When I was a teenager I dreamed of getting away. I imagined myself in a university so big that no one would know my name; where I would be just another face in the crowd. A place where I could be who I wanted and not who I was or where I came from. There’s something about that dream that’s pure adolescence, but there’s also something about that dream that I still carry with me.
I come from a small community. I didn’t grow up in a small town; we lived on the outskirts of the sprawling suburbs of the metro Vancouver area. But it was a small Christian community within the community. The kind of place where everyone knows someone who knows everyone. If you’re not actually biologically related, it wouldn’t take long to find some sort of connection between you and nearly every last person around. I’m sure some of you are familiar with that scenario and there’s something both incredibly comforting and intolerably stifling about it.
I never gave it much thought until I got a little older. Once I did, I started imagining my escape. But life didn’t really work out that way. By the time I graduated from high school those huge universities were far enough out of my reach as to seem impossible to touch. I stayed closer to home, studying at the university nearby and setting my sights on an arts degree and a follow up program in magazine publishing—in another university but still within driving distance of home. I also started spending a lot of time with a certain boy. By the time I finished my arts degree we were engaged, and when I finished the publishing program we were married. I settled into a life that looked a lot more like the one I was trying to avoid than the one I had imagined.
Then something changed.
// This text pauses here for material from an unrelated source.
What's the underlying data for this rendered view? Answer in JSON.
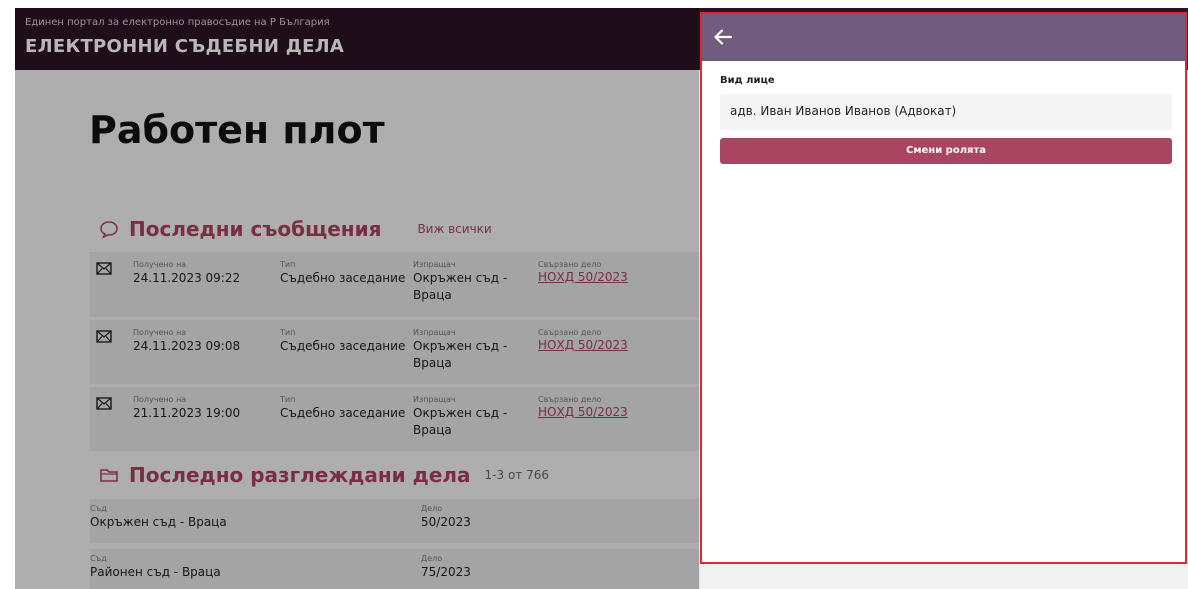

I got sick with what at first seemed like a slightly life-disrupting illness. Within a year I had logged one major surgery, weeks of hospital stays, and countless medications and had lost over 40 pounds. And—along with our family and friends—that community that I wanted so badly to escape from kept us afloat. Cards, meals, visits, prayers and well wishes; I was thankful for each and every one. Even when the question was, “How are you doing?” and the answer was “Terrible.” I was still thankful that they had taken the time to ask.
So when I started to emerge from that darkness and into some semblance of a normal life, what did I do? I ran. We didn’t run very far, but I still felt terrible. It was like I had said, “Thanks for everything but we’re probably going to be OK now.” But at the time, I just wanted to look around and see more than reminders of my sickness.
Now as we’re dreaming up ways to go even farther, I come back to that teenaged desire. What is it that makes me want to go? Part of it is a longing to see the world, experience different cultures, and expand my own understanding. To some extent the idea of leaving means I can leave parts of myself behind. I can try on new parts to see how they fit. But leaving also makes room for escaping accountability. And I’m not always great with accountability.
I know that this isn’t the most appealing trait, which is part of why this is hard for me to write. I also don’t want you to think that I’m ashamed of where I’m from. But sometimes honesty—and mass accountability—are necessary. Because I don’t think I’m the only one with the desire to go. And that desire is often what keeps us from digging into a community, from investing in others, and from experiencing the little joys and frustrations of living as an everyday Christian.
Those little joys and frustrations are the things that I’m trying to build—whether that’s in the community I came from, or the one I find myself in now. Living through the awkwardness and the difficulties and the boredom is the only way to form true relationships. And in the end, the only way to really experience community.
I’m not saying I’ll never leave. I’m still scheming my next passport stamp and imagining life somewhere else. But next time I leave I want to make sure I’m not running.